previous– search-ext “previous”
Drop the wordlist at the top of the search order.
also– search-ext “also”
DUP for the search order. Usually used before a
also Forth); the combined effect is to push
the wordlist represented by the vocabulary on the search order.
Forth– search-ext “Forth”
Replace the wid at the top of the search order with the
wid associated with the word list
Only– search-ext “Only”
Set the search order to the implementation-defined minimum search
order (for Gforth, this is the word list
order– search-ext “order”
Print the search order and the compilation word list. The word lists are printed in the order in which they are searched (which is reversed with respect to the conventional way of displaying stacks). The compilation word list is displayed last.
findc-addr – xt +-1 | c-addr 0 core,search “find”
Search all word lists in the current search order for the
definition named by the counted string at c-addr.

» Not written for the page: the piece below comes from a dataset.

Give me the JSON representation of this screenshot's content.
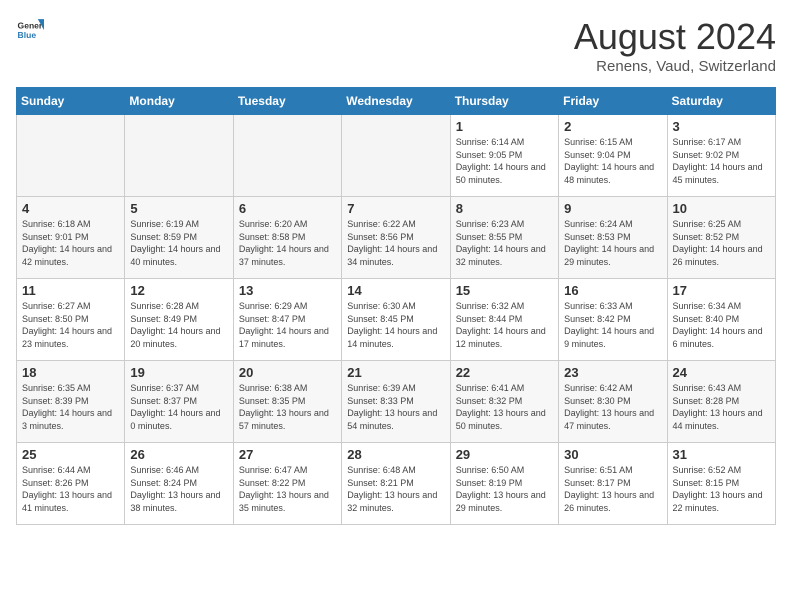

If the
definition is not found, return 0. If the definition is found
return 1 (if the definition has non-default compilation
semantics) or -1 (if the definition has default compilation
semantics). The xt returned in interpret state represents
the interpretation semantics. The xt returned in compile
state represented either the compilation semantics (for
non-default compilation semantics) or the run-time semantics
that the compilation semantics would
default compilation semantics). The ANS Forth standard does
not specify clearly what the returned xt represents (and
also talks about immediacy instead of non-default compilation
semantics), so this word is questionable in portable programs.
If non-portability is ok,
find-name and friends are
better (see Name token).
search-wordlistc-addr count wid – 0 | xt +-1 search “search-wordlist”
Search the word list identified by wid for the definition named by the string at c-addr count. If the definition is not found, return 0. If the definition is found return 1 (if the definition is immediate) or -1 (if the definition is not immediate) together with the xt. In Gforth, the xt returned represents the interpretation semantics. ANS Forth does not specify clearly what xt represents.
words– tools “words”
Display a list of all of the definitions in the word list at the top of the search order.
vlist– gforth “vlist”
Old (pre-Forth-83) name for
Root– gforth “Root”
Add the root wordlist to the search order stack. This vocabulary makes up the minimum search order and contains only a search-order words.
Vocabulary"name" – gforth “Vocabulary”
Create a definition "name" and associate a new word list with it. The run-time effect of "name" is to replace the wid at the top of the search order with the wid associated with the new word list.
seal– gforth “seal”
Remove all word lists from the search order stack other than the word list that is currently on the top of the search order stack.
vocs– gforth “vocs”
List vocabularies and wordlists defined in the system.
current– addr gforth “current”
Variable – holds the wid of the compilation word list.
context– addr gforth “context”
@ is the wid of the word list at the
top of the search order.
|• Why use word lists?:|
|• Word list example:|